The Legume Systems Innovation Lab is pleased to welcome Kansas State University (KSU) Associate Professor, Dr. Augustine Obour as the new principle investigator leading the Sustainable Intensification of Dual-Purpose Cowpea Varieties for Enhanced Food and Fodder in Senegal project.
The project is a collaborative effort among scientists at KSU, Senegalese National Agricultural Research and Extension Services (NARES) (i.e. ISRA and ANCAR) and uses a farming systems approach to assess dual-purpose cowpea for grain and fodder production for human nutrition and small ruminant production.
Dr. Obour is a native of Ghana and earned his bachelor's degree in Crop Science from the Kwame Nkrumah University of Science and Technology in Ghana. He holds a master’s degree in Agronomy and a Ph. D in Soil and Water Science from the University of Florida, Gainesville.
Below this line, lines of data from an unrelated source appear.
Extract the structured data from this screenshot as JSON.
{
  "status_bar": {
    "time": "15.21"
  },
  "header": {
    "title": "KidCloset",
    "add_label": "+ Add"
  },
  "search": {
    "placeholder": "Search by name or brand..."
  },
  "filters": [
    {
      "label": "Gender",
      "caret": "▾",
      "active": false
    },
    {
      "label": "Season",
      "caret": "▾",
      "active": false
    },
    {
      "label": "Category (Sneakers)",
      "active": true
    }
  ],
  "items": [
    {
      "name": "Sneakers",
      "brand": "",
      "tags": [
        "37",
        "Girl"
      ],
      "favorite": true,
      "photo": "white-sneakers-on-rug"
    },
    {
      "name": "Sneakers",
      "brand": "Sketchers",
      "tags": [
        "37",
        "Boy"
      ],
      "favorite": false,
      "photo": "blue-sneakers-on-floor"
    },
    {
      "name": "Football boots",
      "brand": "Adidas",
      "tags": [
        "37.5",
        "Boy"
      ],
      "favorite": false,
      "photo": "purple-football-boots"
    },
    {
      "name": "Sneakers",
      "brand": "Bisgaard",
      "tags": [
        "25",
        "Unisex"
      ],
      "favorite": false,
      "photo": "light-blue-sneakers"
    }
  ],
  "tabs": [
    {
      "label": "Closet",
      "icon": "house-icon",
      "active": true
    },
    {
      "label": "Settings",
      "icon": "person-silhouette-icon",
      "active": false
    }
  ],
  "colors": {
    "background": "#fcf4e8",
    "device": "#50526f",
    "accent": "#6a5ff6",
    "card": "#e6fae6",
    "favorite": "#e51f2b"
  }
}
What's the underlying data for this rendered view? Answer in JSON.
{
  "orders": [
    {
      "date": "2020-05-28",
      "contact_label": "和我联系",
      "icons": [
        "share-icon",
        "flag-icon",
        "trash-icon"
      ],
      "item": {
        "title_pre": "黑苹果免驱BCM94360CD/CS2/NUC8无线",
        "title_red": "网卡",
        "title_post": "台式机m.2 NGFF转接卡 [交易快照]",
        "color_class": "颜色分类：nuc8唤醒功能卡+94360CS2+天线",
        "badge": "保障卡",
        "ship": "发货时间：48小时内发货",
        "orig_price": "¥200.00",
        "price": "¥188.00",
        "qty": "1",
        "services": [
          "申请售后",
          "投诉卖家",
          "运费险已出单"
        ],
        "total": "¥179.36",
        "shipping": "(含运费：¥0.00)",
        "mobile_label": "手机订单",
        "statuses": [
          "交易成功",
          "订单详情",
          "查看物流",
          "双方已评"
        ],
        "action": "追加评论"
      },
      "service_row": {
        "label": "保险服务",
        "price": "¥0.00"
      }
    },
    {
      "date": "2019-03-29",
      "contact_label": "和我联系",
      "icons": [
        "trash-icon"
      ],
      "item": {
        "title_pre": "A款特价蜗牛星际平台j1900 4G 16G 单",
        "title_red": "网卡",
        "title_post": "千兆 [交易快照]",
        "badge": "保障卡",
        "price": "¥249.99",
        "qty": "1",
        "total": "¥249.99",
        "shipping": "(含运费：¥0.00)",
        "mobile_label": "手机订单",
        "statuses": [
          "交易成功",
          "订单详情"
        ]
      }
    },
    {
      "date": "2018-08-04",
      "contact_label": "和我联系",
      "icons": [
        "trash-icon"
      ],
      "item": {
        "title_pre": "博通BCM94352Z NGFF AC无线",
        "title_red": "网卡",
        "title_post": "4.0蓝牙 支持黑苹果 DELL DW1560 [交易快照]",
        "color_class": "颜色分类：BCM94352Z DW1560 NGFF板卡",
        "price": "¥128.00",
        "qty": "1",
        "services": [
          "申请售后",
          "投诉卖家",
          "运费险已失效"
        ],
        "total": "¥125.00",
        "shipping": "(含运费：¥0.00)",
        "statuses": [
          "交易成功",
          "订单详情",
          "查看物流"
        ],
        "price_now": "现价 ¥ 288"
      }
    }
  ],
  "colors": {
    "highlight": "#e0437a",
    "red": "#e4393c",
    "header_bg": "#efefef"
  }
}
His expertise is in soil and nutrient management issues in semiarid dryland cropping systems. A major emphasis of his applied research program is placed on developing a systematic understanding of soil management and agronomic production practices within dryland cropping systems and the impact of such practices on soil health, water use, crop productivity, and economic returns.
Dr. Obour's hope for the project is that it will result in identifying novel dual-purpose cowpea varieties that can be adopted by Senegalese farmers and scaled-up across West Africa with the ultimate goal of improving resilience, nutrition, and food security for smallholder farmers.
While not focused on his research, Augustine enjoys watching football and soccer. He notes that his biggest personal challenge since the onset of the COVID-19 pandemic has been the disruption to his off-campus research activities and personal travel plans. His favorite legume to eat is black-eyed pea, a favorite of his homeland Ghana.